WHAT YOU HAVE TO DO
Below are the records. How many of their lines contain "meta"? Give only the number.

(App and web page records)

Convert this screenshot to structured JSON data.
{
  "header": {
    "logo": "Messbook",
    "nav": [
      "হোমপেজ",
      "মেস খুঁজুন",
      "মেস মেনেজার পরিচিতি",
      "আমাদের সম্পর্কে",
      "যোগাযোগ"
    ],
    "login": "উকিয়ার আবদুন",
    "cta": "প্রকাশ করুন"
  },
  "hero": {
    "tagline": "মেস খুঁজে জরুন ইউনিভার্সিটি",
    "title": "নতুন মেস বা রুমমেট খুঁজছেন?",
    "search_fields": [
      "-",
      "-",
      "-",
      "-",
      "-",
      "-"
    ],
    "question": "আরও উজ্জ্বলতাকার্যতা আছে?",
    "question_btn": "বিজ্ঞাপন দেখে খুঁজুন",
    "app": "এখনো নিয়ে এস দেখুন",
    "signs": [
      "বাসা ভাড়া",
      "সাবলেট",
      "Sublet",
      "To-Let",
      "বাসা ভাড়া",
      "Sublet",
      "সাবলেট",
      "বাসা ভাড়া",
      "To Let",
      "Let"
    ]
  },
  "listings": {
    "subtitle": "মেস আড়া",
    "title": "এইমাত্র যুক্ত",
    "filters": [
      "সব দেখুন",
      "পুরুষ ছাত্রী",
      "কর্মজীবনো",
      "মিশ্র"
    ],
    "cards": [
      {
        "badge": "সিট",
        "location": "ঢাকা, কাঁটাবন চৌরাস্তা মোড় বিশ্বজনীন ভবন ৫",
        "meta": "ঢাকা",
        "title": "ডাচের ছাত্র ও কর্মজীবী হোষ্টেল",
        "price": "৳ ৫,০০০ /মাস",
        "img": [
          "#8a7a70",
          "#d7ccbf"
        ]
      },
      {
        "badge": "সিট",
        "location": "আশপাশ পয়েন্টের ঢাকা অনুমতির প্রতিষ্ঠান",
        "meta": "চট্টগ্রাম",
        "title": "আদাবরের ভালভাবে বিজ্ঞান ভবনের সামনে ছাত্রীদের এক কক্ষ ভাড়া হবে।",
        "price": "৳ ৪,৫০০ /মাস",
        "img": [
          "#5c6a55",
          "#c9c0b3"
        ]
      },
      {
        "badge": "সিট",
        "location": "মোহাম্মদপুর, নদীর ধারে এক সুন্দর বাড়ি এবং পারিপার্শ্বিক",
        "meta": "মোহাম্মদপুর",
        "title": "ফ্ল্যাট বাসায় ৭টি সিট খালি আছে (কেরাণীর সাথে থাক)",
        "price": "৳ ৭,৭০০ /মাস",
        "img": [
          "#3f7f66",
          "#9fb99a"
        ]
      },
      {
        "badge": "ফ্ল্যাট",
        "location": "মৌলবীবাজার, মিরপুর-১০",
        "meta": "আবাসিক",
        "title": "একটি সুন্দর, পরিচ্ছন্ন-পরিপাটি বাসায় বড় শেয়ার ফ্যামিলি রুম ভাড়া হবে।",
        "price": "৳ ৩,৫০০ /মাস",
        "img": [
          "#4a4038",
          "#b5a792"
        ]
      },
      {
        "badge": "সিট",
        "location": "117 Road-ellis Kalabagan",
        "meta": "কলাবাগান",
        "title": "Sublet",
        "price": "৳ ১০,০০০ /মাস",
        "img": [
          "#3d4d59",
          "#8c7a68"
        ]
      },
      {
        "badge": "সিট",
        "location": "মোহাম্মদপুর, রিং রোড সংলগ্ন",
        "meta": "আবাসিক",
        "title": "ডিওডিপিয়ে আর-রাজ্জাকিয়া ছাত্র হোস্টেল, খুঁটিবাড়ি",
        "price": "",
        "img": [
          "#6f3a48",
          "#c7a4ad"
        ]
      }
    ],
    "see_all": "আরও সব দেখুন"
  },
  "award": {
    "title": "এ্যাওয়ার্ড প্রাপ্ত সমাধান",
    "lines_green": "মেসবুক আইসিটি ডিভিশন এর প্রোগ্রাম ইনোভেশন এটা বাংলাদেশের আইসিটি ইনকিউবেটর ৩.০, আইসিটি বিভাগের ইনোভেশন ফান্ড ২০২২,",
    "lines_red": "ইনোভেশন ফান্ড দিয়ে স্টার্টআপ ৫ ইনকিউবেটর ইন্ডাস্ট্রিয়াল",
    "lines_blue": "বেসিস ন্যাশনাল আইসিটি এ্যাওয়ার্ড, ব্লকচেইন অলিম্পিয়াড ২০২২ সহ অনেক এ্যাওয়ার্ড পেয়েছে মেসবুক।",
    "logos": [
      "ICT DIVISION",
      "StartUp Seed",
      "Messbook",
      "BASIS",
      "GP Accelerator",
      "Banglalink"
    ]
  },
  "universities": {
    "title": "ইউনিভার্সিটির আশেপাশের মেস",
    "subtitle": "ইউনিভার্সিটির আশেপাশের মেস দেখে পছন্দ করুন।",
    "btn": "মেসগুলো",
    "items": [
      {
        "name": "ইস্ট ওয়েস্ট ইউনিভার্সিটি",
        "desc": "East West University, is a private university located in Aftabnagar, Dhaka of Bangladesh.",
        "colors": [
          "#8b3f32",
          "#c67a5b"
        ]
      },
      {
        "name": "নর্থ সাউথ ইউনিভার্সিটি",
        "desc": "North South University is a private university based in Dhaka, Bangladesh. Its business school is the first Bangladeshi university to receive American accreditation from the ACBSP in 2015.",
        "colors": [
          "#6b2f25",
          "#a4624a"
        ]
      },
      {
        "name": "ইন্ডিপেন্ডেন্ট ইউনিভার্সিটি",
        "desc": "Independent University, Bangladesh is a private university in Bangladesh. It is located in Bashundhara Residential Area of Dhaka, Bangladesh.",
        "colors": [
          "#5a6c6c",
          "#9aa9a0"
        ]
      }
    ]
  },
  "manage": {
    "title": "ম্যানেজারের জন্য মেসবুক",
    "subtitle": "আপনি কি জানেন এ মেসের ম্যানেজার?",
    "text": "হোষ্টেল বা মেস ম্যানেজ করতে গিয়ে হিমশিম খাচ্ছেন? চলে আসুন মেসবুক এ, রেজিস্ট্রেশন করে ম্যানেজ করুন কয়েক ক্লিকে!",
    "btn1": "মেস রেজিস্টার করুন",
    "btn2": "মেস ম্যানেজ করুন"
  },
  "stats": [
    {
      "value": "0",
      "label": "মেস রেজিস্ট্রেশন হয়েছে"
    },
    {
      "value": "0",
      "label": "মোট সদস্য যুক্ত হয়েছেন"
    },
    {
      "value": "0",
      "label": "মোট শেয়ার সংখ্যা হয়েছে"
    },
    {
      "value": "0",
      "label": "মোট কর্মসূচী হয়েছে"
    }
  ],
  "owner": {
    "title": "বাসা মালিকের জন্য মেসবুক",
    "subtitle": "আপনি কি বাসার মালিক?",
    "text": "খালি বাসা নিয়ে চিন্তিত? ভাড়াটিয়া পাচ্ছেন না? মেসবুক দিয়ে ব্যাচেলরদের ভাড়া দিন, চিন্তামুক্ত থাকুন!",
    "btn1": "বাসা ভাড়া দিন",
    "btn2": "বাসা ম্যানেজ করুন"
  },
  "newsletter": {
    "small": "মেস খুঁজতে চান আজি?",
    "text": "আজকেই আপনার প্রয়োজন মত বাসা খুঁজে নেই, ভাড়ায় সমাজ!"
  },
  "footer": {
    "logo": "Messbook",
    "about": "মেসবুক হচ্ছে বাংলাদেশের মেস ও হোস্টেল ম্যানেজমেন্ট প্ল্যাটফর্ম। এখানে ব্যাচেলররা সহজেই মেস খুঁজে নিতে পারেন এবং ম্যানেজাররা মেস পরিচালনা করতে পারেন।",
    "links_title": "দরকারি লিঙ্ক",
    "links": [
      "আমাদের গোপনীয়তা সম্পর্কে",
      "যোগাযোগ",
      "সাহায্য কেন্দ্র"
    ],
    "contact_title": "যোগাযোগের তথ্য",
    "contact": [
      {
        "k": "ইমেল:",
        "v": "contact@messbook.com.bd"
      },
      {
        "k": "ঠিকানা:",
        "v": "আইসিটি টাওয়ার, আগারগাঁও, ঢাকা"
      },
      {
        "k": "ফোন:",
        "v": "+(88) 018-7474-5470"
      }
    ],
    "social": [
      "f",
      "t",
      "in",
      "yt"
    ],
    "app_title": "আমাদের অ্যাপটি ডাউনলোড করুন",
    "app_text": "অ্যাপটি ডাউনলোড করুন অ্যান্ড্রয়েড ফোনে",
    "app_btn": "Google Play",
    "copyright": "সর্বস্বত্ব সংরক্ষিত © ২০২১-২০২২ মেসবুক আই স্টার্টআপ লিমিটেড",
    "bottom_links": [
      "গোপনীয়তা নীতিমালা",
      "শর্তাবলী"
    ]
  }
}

RESULT OF THIS TASK
6